Problem statement:
Go through the records and report each line in which the word "cosine" occurs.
• • •
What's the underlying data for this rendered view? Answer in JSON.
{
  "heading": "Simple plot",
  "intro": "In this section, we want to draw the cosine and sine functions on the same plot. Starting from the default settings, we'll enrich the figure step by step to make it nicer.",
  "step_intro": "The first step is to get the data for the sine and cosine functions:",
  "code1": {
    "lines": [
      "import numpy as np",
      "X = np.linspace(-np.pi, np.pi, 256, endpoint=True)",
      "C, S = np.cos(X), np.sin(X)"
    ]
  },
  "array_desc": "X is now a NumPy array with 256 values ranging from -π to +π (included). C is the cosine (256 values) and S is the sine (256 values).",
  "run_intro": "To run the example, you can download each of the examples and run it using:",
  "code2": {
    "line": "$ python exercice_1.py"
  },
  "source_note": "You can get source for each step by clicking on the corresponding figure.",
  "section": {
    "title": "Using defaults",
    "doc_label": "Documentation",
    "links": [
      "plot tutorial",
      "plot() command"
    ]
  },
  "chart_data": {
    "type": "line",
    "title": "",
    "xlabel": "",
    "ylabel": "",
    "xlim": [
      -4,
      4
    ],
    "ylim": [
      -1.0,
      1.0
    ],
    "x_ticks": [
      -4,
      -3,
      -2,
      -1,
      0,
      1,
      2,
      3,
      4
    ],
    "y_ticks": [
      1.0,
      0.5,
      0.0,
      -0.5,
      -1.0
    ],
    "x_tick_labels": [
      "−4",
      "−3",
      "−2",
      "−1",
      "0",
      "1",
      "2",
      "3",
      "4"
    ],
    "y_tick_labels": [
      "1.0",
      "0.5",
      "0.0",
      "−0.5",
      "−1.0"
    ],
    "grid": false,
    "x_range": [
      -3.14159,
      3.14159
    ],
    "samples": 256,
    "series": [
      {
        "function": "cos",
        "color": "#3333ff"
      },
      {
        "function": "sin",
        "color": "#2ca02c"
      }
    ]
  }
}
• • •
Response box:
  "intro": "In this section, we want to draw the cosine and sine functions on the same plot. Starting from the default settings, we'll enrich the figure step by step to make it nicer.",
  "step_intro": "The first step is to get the data for the sine and cosine functions:",
  "array_desc": "X is now a NumPy array with 256 values ranging from -π to +π (included). C is the cosine (256 values) and S is the sine (256 values).",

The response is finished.